‘This Is Nothing Like COVID,’ What You Need to Know About Monkeypox

Monkeypox BELatina Latinx
Image courtesy of BELatina.

It is not surprising that, after all we suffered during the COVID-19 pandemic, any news of contagious diseases puts us on alert. Recent reports of monkeypox cases have touched precisely this nerve after the World Health Organization (WHO) confirmed more than 250 cases, 10 of which were reported in the United States.

However, the organization assured on Monday that “it is nothing like COVID.”

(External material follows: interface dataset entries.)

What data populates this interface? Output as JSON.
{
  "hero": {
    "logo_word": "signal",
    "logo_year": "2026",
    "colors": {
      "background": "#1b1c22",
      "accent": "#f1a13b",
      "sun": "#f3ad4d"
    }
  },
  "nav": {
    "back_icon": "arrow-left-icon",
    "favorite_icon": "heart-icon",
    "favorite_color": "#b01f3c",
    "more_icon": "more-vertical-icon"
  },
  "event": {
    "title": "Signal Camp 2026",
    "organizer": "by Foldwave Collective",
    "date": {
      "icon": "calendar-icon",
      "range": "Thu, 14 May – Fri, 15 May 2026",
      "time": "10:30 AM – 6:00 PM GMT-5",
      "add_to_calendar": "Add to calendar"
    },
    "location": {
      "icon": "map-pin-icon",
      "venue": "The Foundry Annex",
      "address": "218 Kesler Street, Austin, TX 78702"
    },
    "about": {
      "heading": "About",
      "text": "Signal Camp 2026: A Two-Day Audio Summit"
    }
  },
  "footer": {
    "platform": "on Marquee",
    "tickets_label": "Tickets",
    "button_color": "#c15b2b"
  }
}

“At the moment, we are not concerned about a global pandemic,” said Dr. Rosamund Lewis, technical lead on monkeypox for the WHO. “We are concerned that individuals may acquire this infection through high-risk exposure if they don’t have the information they need to protect themselves.”

Monkeypox is a zoonotic infectious viral disease, meaning it can affect both humans and other animals. It was first identified in 1958 among laboratory monkeys in Copenhagen, Denmark, and the first human cases were found in 1970 in the Democratic Republic of Congo.

Early symptoms of monkeypox include fever, headache, muscle aches, chills, back pain, and feeling extremely tired. Subsequently, patients develop rashes that form blisters and scabs, most often on the face, hands, feet, genitals, and eyes.

Specialists have explained that this disease can be spread by handling bushmeat, animal bites or scratches, body fluids, contaminated objects, or close contact with an infected person.

The time from exposure to onset of symptoms is approximately 12 days, with symptoms lasting two to four weeks.

In 2003, an outbreak occurred in the United States that was traced to a pet store selling rodents imported from Ghana. This year’s monkeypox outbreak represented the first incidence of widespread community transmission outside Africa and began in the United Kingdom in May 2022.

“The situation is evolving rapidly, and WHO expects that there will be more cases identified as surveillance expands in non-endemic countries,” the WHO warned in an update released Sunday.

According to NBC News, the Centers for Disease Control and Prevention had identified 10 cases of monkeypox in eight U.S. states as of Friday: California, Colorado, Florida, Massachusetts, New York, Utah, Virginia, and Washington.

“The U.S. has the resources we need to help us respond to monkeypox in this country right now. We’ve been preparing for this type of outbreak for decades,” CDC Director Dr. Rochelle Walensky said in a Thursday briefing.

Walensky mentioned two vaccines that are approved by the Food and Drug Administration for smallpox and stored in the National Strategic Stockpile. The U.S. has 100 million doses of one vaccine, called ACAM2000. The second, called Jynneos, is FDA-approved for use against monkeypox, and some doses have already been distributed.

Experts remain optimistic that the outbreak can be contained through contact tracing and targeted vaccination, NBC continued.

“We’re working hard to contain the cases that are happening, so they don’t spread onward,” Jennifer McQuiston, deputy director of the CDC’s High Consequence Pathogens and Pathology division, said Thursday.

“We continue to watch what is happening and think about whether wider vaccination recommendations would make sense, but at this time, we only have nine known cases,” McQuiston added. “We have contacts that we’ve identified associated with those cases that would likely most benefit from the vaccine, and so that’s where we’re focusing our energies right now.”